ASSIGNMENT:
For this task, output exactly the lines of the material below starting at the line with "Give me the" and ending at the line with "Parse this screenshot: output"; pictures are to be excluded.

MATERIAL FOR THIS EXERCISE:
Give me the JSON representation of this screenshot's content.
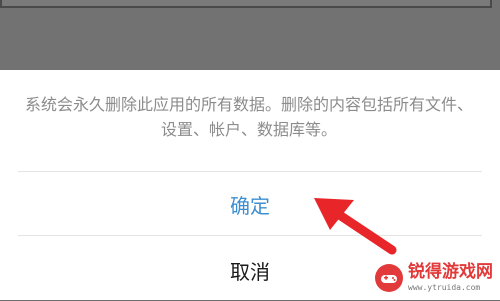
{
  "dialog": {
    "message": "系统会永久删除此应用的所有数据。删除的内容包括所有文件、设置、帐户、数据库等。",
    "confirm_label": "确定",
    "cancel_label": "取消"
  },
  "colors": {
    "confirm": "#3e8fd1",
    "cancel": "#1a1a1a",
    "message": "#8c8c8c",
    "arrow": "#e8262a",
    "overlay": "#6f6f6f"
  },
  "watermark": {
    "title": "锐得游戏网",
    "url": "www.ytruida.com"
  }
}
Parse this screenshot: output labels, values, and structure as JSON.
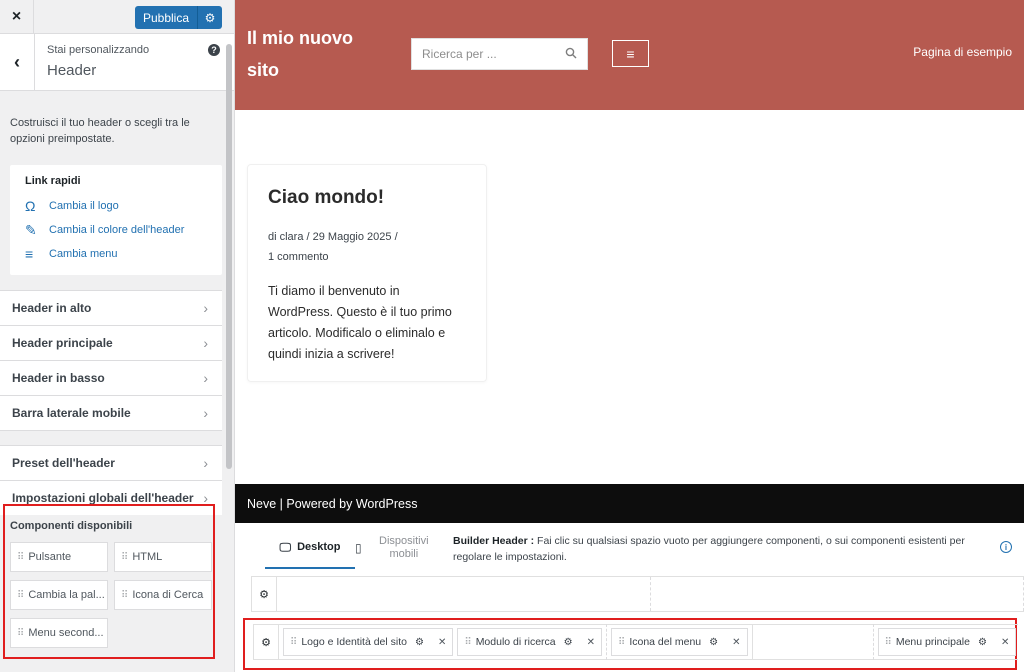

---

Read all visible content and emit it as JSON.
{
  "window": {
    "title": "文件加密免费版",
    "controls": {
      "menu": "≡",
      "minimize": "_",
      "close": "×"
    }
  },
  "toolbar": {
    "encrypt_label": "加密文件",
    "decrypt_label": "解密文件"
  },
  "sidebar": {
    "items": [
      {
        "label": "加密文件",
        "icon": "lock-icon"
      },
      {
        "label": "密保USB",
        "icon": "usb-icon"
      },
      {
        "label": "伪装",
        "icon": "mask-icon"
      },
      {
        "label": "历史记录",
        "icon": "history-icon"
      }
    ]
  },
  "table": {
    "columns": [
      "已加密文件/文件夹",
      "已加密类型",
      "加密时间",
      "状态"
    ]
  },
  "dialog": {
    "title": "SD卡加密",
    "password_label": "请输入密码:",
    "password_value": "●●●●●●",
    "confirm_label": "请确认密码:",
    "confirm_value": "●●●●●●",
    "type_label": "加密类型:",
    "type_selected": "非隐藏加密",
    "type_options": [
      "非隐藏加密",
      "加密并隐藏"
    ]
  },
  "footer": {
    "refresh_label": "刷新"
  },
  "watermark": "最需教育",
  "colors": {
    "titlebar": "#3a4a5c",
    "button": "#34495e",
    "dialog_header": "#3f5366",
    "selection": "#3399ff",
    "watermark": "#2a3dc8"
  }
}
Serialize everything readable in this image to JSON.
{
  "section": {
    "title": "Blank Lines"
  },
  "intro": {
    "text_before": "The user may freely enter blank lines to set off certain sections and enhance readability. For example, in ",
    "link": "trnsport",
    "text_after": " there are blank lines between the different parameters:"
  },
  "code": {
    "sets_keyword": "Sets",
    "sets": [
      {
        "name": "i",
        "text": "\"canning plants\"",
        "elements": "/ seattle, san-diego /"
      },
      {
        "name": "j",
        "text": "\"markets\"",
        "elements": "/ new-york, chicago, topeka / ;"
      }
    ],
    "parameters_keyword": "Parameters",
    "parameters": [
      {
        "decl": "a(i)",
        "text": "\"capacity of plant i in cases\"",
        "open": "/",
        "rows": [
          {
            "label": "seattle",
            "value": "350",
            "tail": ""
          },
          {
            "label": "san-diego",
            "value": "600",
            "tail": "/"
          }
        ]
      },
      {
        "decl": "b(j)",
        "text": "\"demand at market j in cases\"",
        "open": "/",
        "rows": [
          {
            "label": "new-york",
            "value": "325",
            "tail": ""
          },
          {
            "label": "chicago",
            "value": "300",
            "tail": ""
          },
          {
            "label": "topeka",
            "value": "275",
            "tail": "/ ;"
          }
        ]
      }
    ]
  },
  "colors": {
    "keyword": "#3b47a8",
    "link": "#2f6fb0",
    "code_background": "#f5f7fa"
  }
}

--

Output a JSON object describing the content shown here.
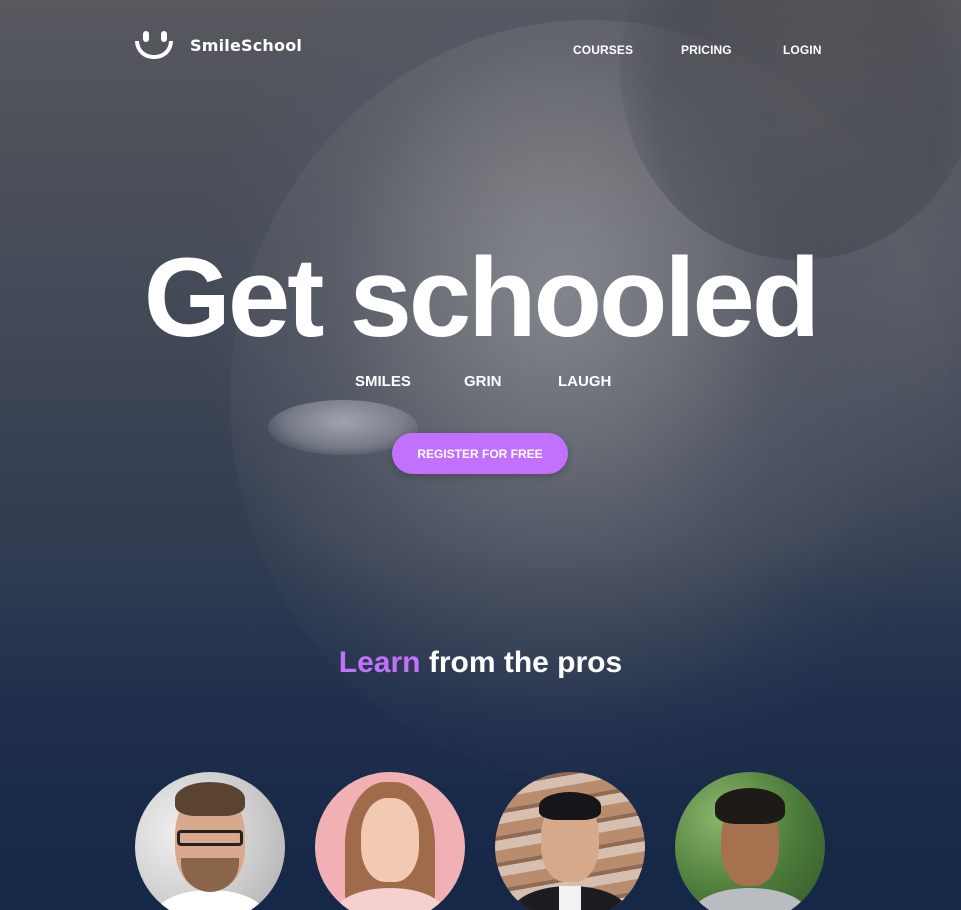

ANSWER FOR THIS EXERCISE:
Give me the JSON representation of this screenshot's content.
{
  "dialog": {
    "message": "系统会永久删除此应用的所有数据。删除的内容包括所有文件、设置、帐户、数据库等。",
    "confirm_label": "确定",
    "cancel_label": "取消"
  },
  "colors": {
    "confirm": "#3e8fd1",
    "cancel": "#1a1a1a",
    "message": "#8c8c8c",
    "arrow": "#e8262a",
    "overlay": "#6f6f6f"
  },
  "watermark": {
    "title": "锐得游戏网",
    "url": "www.ytruida.com"
  }
}
Parse this screenshot: output labels, values, and structure as JSON.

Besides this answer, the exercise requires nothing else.